What to work on – Scan the data beneath this task and copy each line that includes "Bluetooth".

The input –

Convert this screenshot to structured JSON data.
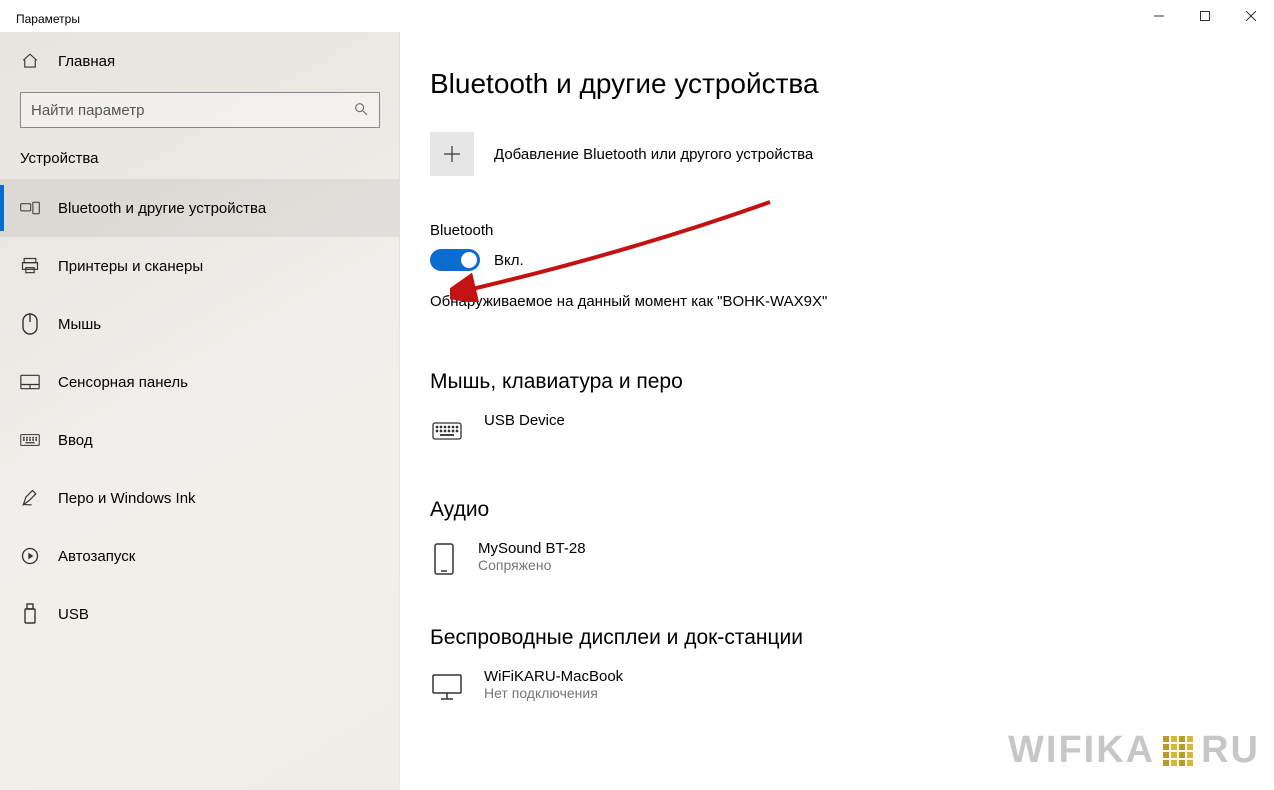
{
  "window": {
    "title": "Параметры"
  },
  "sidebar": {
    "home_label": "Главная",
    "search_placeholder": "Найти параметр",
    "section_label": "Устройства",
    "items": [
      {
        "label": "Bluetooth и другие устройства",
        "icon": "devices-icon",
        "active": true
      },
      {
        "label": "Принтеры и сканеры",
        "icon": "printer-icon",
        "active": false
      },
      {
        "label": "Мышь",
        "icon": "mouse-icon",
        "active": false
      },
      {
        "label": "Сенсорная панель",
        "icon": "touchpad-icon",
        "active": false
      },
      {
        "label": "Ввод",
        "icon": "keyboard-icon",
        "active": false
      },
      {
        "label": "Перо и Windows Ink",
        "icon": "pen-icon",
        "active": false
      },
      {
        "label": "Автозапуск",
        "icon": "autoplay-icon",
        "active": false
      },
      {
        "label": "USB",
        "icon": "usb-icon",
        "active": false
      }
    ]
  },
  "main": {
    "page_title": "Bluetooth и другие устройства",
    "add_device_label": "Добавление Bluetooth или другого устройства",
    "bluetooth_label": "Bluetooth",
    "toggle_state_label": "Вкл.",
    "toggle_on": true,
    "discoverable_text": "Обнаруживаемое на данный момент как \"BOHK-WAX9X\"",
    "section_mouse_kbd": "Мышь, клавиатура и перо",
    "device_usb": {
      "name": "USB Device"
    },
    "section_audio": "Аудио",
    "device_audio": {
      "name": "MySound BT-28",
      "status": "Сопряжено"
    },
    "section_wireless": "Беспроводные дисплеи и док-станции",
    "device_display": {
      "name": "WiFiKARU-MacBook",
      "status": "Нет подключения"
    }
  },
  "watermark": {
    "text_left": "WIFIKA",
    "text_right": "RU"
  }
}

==

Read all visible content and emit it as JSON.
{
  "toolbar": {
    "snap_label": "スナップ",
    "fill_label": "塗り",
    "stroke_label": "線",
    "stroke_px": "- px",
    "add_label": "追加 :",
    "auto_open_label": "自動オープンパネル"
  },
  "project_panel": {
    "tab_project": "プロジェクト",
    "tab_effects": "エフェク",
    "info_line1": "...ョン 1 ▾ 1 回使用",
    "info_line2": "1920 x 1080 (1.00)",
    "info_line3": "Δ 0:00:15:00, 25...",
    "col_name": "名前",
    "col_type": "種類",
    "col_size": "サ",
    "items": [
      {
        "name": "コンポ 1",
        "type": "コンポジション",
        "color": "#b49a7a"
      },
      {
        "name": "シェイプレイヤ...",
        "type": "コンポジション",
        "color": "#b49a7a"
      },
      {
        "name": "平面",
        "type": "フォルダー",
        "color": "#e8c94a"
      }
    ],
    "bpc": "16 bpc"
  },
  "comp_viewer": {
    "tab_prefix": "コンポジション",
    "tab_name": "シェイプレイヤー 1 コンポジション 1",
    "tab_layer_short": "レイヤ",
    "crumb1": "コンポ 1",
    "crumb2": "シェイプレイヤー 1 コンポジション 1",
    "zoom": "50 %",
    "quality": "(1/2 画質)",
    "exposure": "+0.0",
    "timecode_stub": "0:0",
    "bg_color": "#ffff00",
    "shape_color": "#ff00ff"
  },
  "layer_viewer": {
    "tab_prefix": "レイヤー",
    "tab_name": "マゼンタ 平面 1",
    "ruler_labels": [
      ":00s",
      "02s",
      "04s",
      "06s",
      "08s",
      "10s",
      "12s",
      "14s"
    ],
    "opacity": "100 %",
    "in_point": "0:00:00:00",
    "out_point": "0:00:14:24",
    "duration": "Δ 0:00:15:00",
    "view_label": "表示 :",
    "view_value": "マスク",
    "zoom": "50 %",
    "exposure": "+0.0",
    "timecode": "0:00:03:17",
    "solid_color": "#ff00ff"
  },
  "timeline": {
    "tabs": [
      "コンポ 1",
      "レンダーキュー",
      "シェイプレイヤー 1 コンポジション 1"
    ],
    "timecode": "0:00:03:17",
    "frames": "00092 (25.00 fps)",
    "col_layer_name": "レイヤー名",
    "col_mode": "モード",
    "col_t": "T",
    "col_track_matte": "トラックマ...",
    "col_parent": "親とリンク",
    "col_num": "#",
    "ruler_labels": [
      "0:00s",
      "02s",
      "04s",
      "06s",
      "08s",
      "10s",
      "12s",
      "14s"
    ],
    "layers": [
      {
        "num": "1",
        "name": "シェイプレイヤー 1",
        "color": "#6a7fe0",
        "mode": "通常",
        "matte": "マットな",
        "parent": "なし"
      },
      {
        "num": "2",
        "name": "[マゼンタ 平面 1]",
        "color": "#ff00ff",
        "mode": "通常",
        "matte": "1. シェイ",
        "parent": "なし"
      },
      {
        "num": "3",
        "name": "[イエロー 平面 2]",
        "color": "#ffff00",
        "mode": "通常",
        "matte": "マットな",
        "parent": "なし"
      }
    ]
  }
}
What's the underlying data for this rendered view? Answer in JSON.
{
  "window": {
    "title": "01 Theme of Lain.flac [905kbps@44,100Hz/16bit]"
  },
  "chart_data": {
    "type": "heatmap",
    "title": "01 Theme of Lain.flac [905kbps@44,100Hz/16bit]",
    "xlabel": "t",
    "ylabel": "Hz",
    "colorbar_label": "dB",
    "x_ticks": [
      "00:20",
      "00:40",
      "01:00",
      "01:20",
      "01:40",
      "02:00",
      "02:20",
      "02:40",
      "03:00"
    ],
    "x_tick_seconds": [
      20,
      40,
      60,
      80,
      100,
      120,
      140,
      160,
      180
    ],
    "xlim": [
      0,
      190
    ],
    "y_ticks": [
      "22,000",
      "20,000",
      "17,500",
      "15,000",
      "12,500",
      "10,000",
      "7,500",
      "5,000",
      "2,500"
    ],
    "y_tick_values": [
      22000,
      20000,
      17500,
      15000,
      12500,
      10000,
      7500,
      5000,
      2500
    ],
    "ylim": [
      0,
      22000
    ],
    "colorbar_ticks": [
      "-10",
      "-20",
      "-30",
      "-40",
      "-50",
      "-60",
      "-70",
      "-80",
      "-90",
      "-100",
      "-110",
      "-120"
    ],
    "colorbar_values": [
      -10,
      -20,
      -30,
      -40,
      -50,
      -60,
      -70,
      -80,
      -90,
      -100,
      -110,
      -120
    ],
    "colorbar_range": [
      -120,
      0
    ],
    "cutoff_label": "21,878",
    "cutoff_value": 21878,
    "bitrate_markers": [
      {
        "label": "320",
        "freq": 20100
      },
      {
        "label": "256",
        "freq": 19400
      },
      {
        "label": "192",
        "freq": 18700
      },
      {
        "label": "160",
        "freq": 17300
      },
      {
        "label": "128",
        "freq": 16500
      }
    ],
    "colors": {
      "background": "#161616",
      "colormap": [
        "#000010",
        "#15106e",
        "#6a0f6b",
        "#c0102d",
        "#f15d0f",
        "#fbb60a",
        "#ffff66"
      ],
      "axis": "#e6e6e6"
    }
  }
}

Output for this exercise –
        "label": "Bluetooth и другие устройства",
    "page_title": "Bluetooth и другие устройства",
    "add_device_label": "Добавление Bluetooth или другого устройства",
    "bluetooth_label": "Bluetooth",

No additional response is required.